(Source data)
----

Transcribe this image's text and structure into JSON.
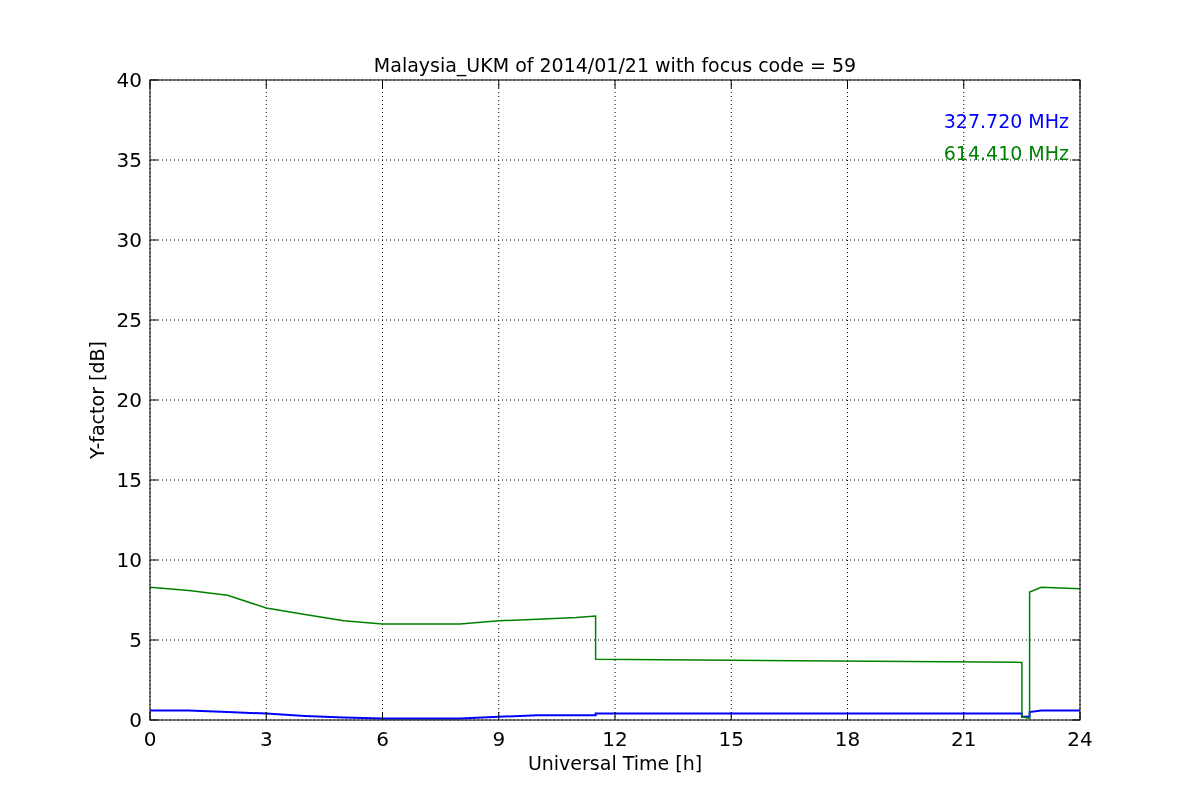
{
  "plot": {
    "chart_data": {
      "type": "line",
      "title": "Malaysia_UKM of 2014/01/21 with focus code = 59",
      "xlabel": "Universal Time [h]",
      "ylabel": "Y-factor [dB]",
      "x": [
        0,
        1,
        2,
        3,
        4,
        5,
        6,
        7,
        8,
        9,
        10,
        11,
        11.5,
        11.5,
        22.5,
        22.5,
        22.7,
        22.7,
        23,
        24
      ],
      "series": [
        {
          "name": "327.720 MHz",
          "color": "#0000ff",
          "values": [
            0.6,
            0.6,
            0.5,
            0.4,
            0.25,
            0.15,
            0.1,
            0.1,
            0.1,
            0.2,
            0.3,
            0.3,
            0.3,
            0.4,
            0.4,
            0.2,
            0.2,
            0.5,
            0.6,
            0.6
          ]
        },
        {
          "name": "614.410 MHz",
          "color": "#008000",
          "values": [
            8.3,
            8.1,
            7.8,
            7.0,
            6.6,
            6.2,
            6.0,
            6.0,
            6.0,
            6.2,
            6.3,
            6.4,
            6.5,
            3.8,
            3.6,
            0.2,
            0.1,
            8.0,
            8.3,
            8.2
          ]
        }
      ],
      "xlim": [
        0,
        24
      ],
      "ylim": [
        0,
        40
      ],
      "xticks": [
        0,
        3,
        6,
        9,
        12,
        15,
        18,
        21,
        24
      ],
      "yticks": [
        0,
        5,
        10,
        15,
        20,
        25,
        30,
        35,
        40
      ],
      "grid": true
    }
  }
}
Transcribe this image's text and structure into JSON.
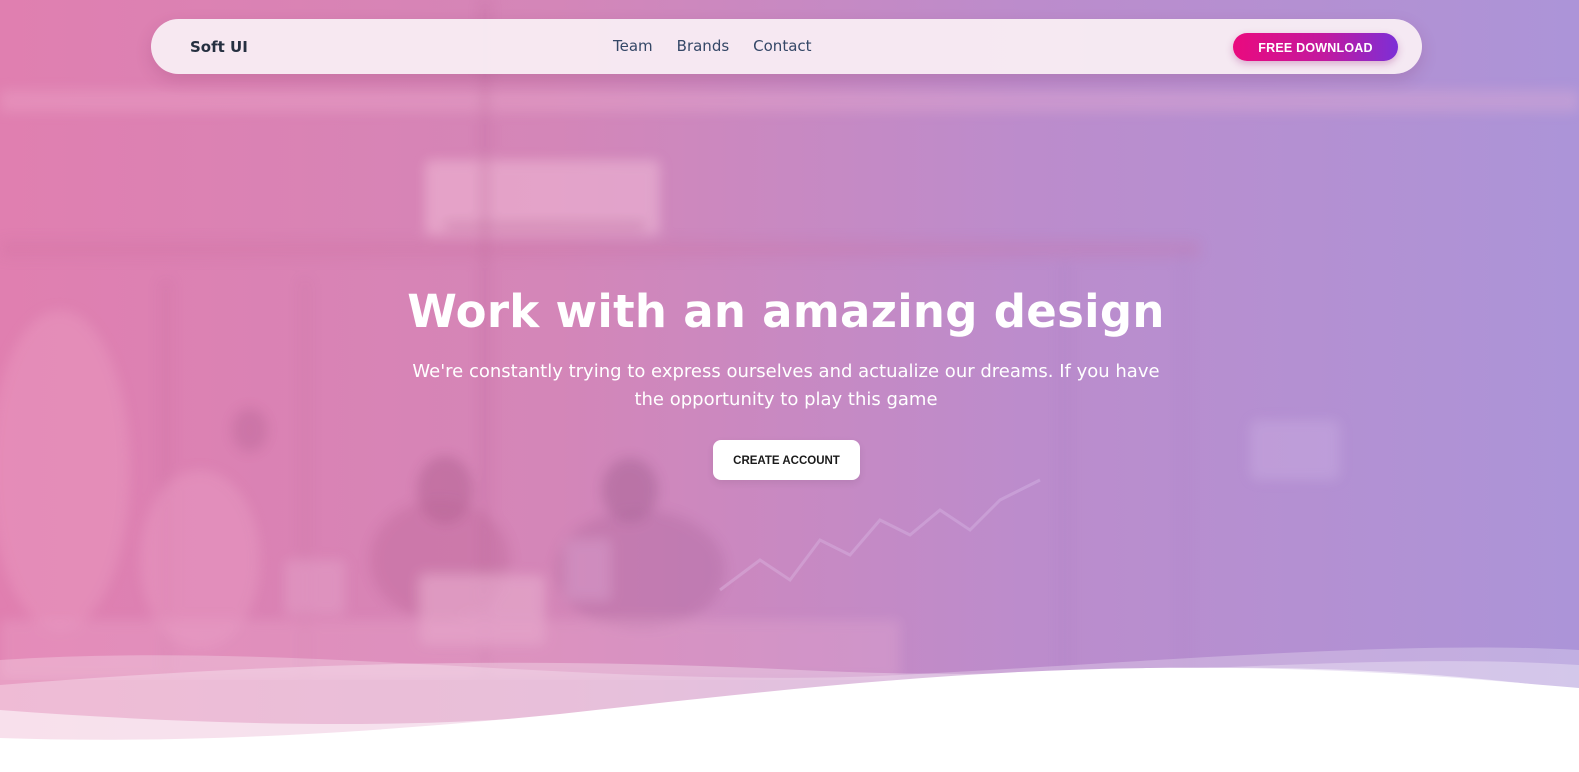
{
  "navbar": {
    "brand": "Soft UI",
    "links": [
      "Team",
      "Brands",
      "Contact"
    ],
    "cta_label": "FREE DOWNLOAD"
  },
  "hero": {
    "title": "Work with an amazing design",
    "subtitle": "We're constantly trying to express ourselves and actualize our dreams. If you have the opportunity to play this game",
    "button_label": "CREATE ACCOUNT"
  },
  "colors": {
    "gradient_start": "#e07fb0",
    "gradient_end": "#ac94d8",
    "cta_start": "#ea0a7e",
    "cta_end": "#7c2fd6",
    "text_dark": "#344767"
  }
}
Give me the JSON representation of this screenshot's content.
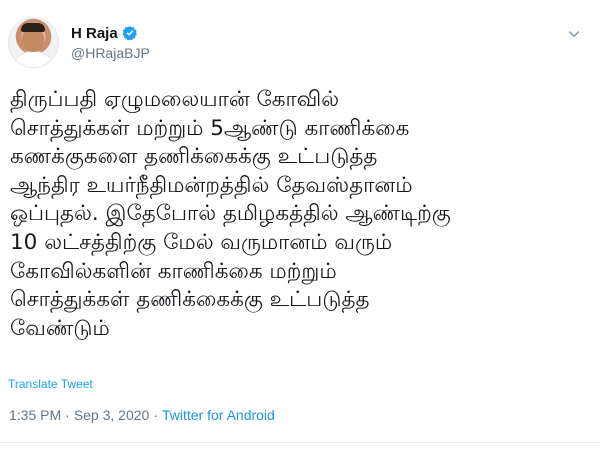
{
  "user": {
    "display_name": "H Raja",
    "handle": "@HRajaBJP",
    "verified": true
  },
  "icons": {
    "verified": "verified-badge-icon",
    "more": "chevron-down-icon"
  },
  "tweet": {
    "text": "திருப்பதி ஏழுமலையான் கோவில்\nசொத்துக்கள் மற்றும் 5ஆண்டு காணிக்கை\nகணக்குகளை தணிக்கைக்கு உட்படுத்த\nஆந்திர உயர்நீதிமன்றத்தில் தேவஸ்தானம்\nஒப்புதல். இதேபோல் தமிழகத்தில் ஆண்டிற்கு\n10 லட்சத்திற்கு மேல் வருமானம் வரும்\nகோவில்களின் காணிக்கை மற்றும்\nசொத்துக்கள் தணிக்கைக்கு உட்படுத்த\nவேண்டும்",
    "translate_label": "Translate Tweet",
    "time": "1:35 PM",
    "separator": "·",
    "date": "Sep 3, 2020",
    "source": "Twitter for Android"
  },
  "colors": {
    "link": "#1da1f2",
    "secondary_text": "#657786",
    "verified": "#1da1f2"
  }
}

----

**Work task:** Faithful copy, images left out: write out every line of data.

**Your solution:**
Transcribe this image's text and structure into JSON.
{
  "plot": {
    "chart_data": {
      "type": "line",
      "title": "Malaysia_UKM of 2014/01/21 with focus code = 59",
      "xlabel": "Universal Time [h]",
      "ylabel": "Y-factor [dB]",
      "x": [
        0,
        1,
        2,
        3,
        4,
        5,
        6,
        7,
        8,
        9,
        10,
        11,
        11.5,
        11.5,
        22.5,
        22.5,
        22.7,
        22.7,
        23,
        24
      ],
      "series": [
        {
          "name": "327.720 MHz",
          "color": "#0000ff",
          "values": [
            0.6,
            0.6,
            0.5,
            0.4,
            0.25,
            0.15,
            0.1,
            0.1,
            0.1,
            0.2,
            0.3,
            0.3,
            0.3,
            0.4,
            0.4,
            0.2,
            0.2,
            0.5,
            0.6,
            0.6
          ]
        },
        {
          "name": "614.410 MHz",
          "color": "#008000",
          "values": [
            8.3,
            8.1,
            7.8,
            7.0,
            6.6,
            6.2,
            6.0,
            6.0,
            6.0,
            6.2,
            6.3,
            6.4,
            6.5,
            3.8,
            3.6,
            0.2,
            0.1,
            8.0,
            8.3,
            8.2
          ]
        }
      ],
      "xlim": [
        0,
        24
      ],
      "ylim": [
        0,
        40
      ],
      "xticks": [
        0,
        3,
        6,
        9,
        12,
        15,
        18,
        21,
        24
      ],
      "yticks": [
        0,
        5,
        10,
        15,
        20,
        25,
        30,
        35,
        40
      ],
      "grid": true
    }
  }
}
Transcribe this image's text and structure into JSON.
{
  "navbar": {
    "brand": "Soft UI",
    "links": [
      "Team",
      "Brands",
      "Contact"
    ],
    "cta_label": "FREE DOWNLOAD"
  },
  "hero": {
    "title": "Work with an amazing design",
    "subtitle": "We're constantly trying to express ourselves and actualize our dreams. If you have the opportunity to play this game",
    "button_label": "CREATE ACCOUNT"
  },
  "colors": {
    "gradient_start": "#e07fb0",
    "gradient_end": "#ac94d8",
    "cta_start": "#ea0a7e",
    "cta_end": "#7c2fd6",
    "text_dark": "#344767"
  }
}
Give me the JSON representation of this screenshot's content.
{
  "user": {
    "display_name": "H Raja",
    "handle": "@HRajaBJP",
    "verified": true
  },
  "icons": {
    "verified": "verified-badge-icon",
    "more": "chevron-down-icon"
  },
  "tweet": {
    "text": "திருப்பதி ஏழுமலையான் கோவில்\nசொத்துக்கள் மற்றும் 5ஆண்டு காணிக்கை\nகணக்குகளை தணிக்கைக்கு உட்படுத்த\nஆந்திர உயர்நீதிமன்றத்தில் தேவஸ்தானம்\nஒப்புதல். இதேபோல் தமிழகத்தில் ஆண்டிற்கு\n10 லட்சத்திற்கு மேல் வருமானம் வரும்\nகோவில்களின் காணிக்கை மற்றும்\nசொத்துக்கள் தணிக்கைக்கு உட்படுத்த\nவேண்டும்",
    "translate_label": "Translate Tweet",
    "time": "1:35 PM",
    "separator": "·",
    "date": "Sep 3, 2020",
    "source": "Twitter for Android"
  },
  "colors": {
    "link": "#1da1f2",
    "secondary_text": "#657786",
    "verified": "#1da1f2"
  }
}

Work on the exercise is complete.